We are indebted to the millions of victims and ghosts of Western history.  We are indebted to the thousands of migrants from Mexico who will suffer raids and racist immigration policies. We are indebted the Standing Rock Sioux Tribe while the administration renews plans to build the Dakota Access Pipeline. We are indebted to those killed in the recent raid in Yemen that killed thirty civilians including an 8-year-old girl.  We are indebted to the six men murdered in a mosque in Quebec City. White supremacy, driven by anxiety and its own fragility, continues to employ capital and the state to protect its self-assured superiority.

The weight of this debt is difficult to bear.  But, unlike colonizing debt that restricts, dominates, and binds, Christian love is a liberating debt.  It's a liberating debt because it spurs us to act.  To joyfully act, to creatively attempt to do the impossible, and even if we were to succeed, we would still be in debt.  This debt which is love is active

Later in the same work, Kierkegaard writes,

"Christianity says it is a duty to remain in the debt, which means that it is an action and not an expression about, not a reflective view of, love.  In the Christian sense, no human being has accomplished the highest in love, and even if this were so, this impossibility, there would at the very same moment still be, in the Christian sense, a new task." (Kierkegaard, Works of Love, 188). 

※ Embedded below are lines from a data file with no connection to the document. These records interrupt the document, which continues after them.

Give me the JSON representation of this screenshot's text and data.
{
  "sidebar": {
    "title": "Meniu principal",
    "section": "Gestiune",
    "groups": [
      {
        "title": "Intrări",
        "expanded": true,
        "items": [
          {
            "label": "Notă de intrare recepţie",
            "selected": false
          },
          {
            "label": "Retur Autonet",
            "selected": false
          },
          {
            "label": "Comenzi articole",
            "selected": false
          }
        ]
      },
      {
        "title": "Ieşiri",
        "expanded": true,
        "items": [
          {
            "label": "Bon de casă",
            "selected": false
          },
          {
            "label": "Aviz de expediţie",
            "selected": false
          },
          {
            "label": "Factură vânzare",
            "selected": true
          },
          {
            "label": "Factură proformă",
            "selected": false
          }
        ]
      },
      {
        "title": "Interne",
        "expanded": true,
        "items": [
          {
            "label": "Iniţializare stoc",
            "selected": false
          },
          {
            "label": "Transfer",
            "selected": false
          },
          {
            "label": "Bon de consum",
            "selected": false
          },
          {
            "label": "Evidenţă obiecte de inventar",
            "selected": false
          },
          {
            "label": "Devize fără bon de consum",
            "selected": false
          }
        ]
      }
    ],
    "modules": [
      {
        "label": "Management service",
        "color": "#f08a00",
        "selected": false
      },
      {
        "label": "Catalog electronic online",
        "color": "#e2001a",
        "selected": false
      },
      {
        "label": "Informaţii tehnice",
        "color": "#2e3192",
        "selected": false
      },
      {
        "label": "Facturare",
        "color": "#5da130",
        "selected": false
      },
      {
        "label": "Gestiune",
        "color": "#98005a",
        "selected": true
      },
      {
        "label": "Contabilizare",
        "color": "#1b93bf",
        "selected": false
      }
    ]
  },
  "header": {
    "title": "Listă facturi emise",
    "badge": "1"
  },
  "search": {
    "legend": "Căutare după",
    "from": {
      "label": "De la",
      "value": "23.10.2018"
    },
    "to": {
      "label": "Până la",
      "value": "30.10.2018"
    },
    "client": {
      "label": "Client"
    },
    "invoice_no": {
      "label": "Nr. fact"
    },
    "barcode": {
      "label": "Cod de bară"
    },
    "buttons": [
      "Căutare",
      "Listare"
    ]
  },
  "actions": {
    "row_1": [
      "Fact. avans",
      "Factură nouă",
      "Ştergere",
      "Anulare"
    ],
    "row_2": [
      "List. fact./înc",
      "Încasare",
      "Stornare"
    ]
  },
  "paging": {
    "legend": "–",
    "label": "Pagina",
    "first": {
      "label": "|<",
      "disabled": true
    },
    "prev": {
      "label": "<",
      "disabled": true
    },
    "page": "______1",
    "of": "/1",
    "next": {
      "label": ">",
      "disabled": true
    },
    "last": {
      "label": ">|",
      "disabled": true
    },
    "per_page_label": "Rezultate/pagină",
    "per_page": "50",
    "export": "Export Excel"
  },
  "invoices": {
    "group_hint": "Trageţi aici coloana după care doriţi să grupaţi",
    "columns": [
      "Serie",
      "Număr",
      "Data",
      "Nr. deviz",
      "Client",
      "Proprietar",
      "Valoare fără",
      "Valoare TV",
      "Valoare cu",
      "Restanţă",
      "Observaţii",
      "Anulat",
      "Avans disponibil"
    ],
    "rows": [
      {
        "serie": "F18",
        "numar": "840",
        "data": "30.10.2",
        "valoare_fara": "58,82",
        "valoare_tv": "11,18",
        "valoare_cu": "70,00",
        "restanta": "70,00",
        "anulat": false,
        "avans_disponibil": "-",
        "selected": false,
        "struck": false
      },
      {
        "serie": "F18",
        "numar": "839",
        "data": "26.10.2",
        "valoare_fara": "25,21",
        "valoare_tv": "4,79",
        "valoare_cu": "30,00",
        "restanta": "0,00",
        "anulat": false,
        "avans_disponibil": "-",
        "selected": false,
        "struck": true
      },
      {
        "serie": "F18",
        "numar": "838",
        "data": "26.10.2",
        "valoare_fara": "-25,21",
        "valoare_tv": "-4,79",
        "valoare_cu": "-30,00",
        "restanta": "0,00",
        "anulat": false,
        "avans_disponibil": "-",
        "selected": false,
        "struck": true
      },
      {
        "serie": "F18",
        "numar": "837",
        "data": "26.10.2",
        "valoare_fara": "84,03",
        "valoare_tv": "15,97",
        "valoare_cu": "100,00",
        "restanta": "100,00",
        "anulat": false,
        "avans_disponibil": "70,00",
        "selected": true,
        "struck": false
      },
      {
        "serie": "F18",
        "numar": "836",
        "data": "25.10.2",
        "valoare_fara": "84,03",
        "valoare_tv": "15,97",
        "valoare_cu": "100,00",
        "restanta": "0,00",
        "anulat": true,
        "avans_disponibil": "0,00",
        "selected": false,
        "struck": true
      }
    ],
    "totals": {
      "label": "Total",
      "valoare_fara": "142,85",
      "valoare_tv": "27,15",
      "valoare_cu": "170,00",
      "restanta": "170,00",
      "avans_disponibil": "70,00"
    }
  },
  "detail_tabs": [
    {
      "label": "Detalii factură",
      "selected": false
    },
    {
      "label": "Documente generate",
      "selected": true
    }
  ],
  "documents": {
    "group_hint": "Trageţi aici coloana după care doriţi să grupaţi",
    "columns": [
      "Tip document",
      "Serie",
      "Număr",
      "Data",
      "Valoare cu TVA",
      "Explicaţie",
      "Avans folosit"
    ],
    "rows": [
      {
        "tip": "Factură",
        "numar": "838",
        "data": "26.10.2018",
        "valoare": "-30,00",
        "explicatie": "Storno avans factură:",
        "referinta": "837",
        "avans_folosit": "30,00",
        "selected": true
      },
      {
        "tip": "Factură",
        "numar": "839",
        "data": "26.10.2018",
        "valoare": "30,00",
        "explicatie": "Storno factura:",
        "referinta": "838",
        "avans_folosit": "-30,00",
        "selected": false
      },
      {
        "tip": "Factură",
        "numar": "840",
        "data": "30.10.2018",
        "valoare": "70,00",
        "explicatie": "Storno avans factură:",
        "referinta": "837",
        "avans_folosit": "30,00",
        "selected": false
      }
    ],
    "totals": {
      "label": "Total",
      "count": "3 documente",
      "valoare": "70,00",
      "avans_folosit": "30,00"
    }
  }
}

Picture what he's suggesting: even if we reached the highest heights of love, achieving the best and most beautiful act of love, then-and-there, there would be yet ANOTHER task of love to do.  Even if we reached the highest rung on the ladder of love, there would then be a new rung for us to climb. Love is action. And, I want to suggest that in these times, our acts need to take shape of activism.

Echoing the language of debt and action, Alice Walker said "Activism is the rent I pay for living on the planet."  Especially today, Christian love must take the form of activism because activism is our rent, it is our debt to those who have and continue to suffer.  Activism is engaging in a prophetic witness is material and spiritual, bodily and intellectual, communal and financial.  Activism is a prophetic witness to an alternative mode of being in the world.  And as an act of Christian love, activism is not an option, it is not an opportunity, and it is not a kindness.  Activism is a debt and it is a duty; an act of love owed to those who are most vulnerable.

It is a duty to stand in solidarity with those targeted by the powers and fighting or self-determination.
It is a duty to redistribute wealth and power to those who are dispossessed.
It is a duty to risk, to put our bodies on the line for the sake of justice.
It is a duty to resist paternalism and to listen to those who suffer.
It is a duty to owe each other love and to remain ever in this debt.

"If you wish to maintain love, you must maintain it in the infinitude of the debt….To love is to have incurred an infinite debt." (Kierkegaard, Works of Love, 186-7)